▶ **EXERCISE**: Exclude the pictures and reproduce the remaining data exactly as written.
"""
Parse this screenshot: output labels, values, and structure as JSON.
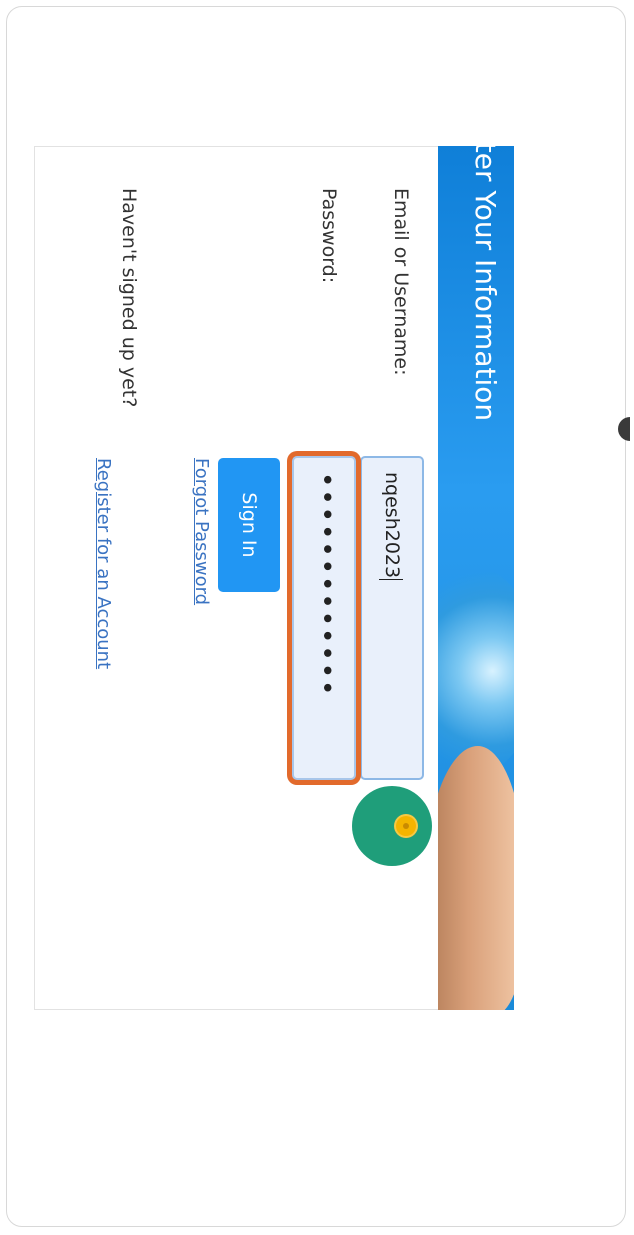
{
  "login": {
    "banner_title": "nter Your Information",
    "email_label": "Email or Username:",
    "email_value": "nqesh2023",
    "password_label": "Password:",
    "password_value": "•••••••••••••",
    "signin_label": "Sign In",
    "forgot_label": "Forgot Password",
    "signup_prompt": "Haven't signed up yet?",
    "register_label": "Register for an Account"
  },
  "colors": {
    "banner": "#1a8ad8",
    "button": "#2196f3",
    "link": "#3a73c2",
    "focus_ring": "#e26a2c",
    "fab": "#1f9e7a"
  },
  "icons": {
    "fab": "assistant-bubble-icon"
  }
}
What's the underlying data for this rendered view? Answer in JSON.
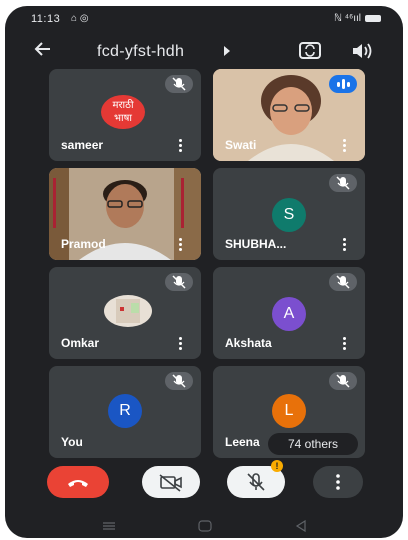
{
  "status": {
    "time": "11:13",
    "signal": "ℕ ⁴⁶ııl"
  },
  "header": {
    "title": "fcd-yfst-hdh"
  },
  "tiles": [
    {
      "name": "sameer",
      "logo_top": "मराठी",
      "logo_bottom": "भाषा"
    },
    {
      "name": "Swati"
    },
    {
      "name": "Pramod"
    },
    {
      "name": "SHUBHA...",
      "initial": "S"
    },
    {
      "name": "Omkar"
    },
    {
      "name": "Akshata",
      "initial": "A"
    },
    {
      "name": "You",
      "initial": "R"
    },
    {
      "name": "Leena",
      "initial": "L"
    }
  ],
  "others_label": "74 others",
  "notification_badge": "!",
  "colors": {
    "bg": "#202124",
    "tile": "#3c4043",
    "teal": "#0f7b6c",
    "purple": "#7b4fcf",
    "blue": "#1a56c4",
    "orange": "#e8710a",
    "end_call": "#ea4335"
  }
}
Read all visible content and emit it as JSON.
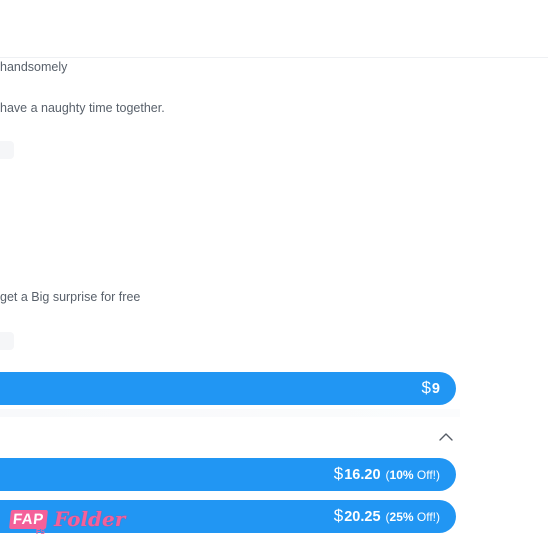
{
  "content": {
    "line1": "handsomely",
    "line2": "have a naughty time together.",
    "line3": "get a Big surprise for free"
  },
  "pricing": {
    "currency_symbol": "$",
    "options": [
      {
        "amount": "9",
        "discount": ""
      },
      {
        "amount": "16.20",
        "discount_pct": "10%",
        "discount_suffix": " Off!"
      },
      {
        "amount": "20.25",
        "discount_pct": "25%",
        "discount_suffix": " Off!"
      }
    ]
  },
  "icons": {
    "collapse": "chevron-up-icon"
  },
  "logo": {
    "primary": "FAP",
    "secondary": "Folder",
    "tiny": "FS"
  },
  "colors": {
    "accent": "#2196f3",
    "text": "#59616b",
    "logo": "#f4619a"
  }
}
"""
▶ **ANSWER AREA**:
Parse this screenshot: output labels, values, and structure as JSON.
{
  "login": {
    "banner_title": "nter Your Information",
    "email_label": "Email or Username:",
    "email_value": "nqesh2023",
    "password_label": "Password:",
    "password_value": "•••••••••••••",
    "signin_label": "Sign In",
    "forgot_label": "Forgot Password",
    "signup_prompt": "Haven't signed up yet?",
    "register_label": "Register for an Account"
  },
  "colors": {
    "banner": "#1a8ad8",
    "button": "#2196f3",
    "link": "#3a73c2",
    "focus_ring": "#e26a2c",
    "fab": "#1f9e7a"
  },
  "icons": {
    "fab": "assistant-bubble-icon"
  }
}
What's the underlying data for this rendered view? Answer in JSON.
{
  "status": {
    "time": "11:13",
    "signal": "ℕ ⁴⁶ııl"
  },
  "header": {
    "title": "fcd-yfst-hdh"
  },
  "tiles": [
    {
      "name": "sameer",
      "logo_top": "मराठी",
      "logo_bottom": "भाषा"
    },
    {
      "name": "Swati"
    },
    {
      "name": "Pramod"
    },
    {
      "name": "SHUBHA...",
      "initial": "S"
    },
    {
      "name": "Omkar"
    },
    {
      "name": "Akshata",
      "initial": "A"
    },
    {
      "name": "You",
      "initial": "R"
    },
    {
      "name": "Leena",
      "initial": "L"
    }
  ],
  "others_label": "74 others",
  "notification_badge": "!",
  "colors": {
    "bg": "#202124",
    "tile": "#3c4043",
    "teal": "#0f7b6c",
    "purple": "#7b4fcf",
    "blue": "#1a56c4",
    "orange": "#e8710a",
    "end_call": "#ea4335"
  }
}
Read all visible content and emit it as JSON.
{
  "content": {
    "line1": "handsomely",
    "line2": "have a naughty time together.",
    "line3": "get a Big surprise for free"
  },
  "pricing": {
    "currency_symbol": "$",
    "options": [
      {
        "amount": "9",
        "discount": ""
      },
      {
        "amount": "16.20",
        "discount_pct": "10%",
        "discount_suffix": " Off!"
      },
      {
        "amount": "20.25",
        "discount_pct": "25%",
        "discount_suffix": " Off!"
      }
    ]
  },
  "icons": {
    "collapse": "chevron-up-icon"
  },
  "logo": {
    "primary": "FAP",
    "secondary": "Folder",
    "tiny": "FS"
  },
  "colors": {
    "accent": "#2196f3",
    "text": "#59616b",
    "logo": "#f4619a"
  }
}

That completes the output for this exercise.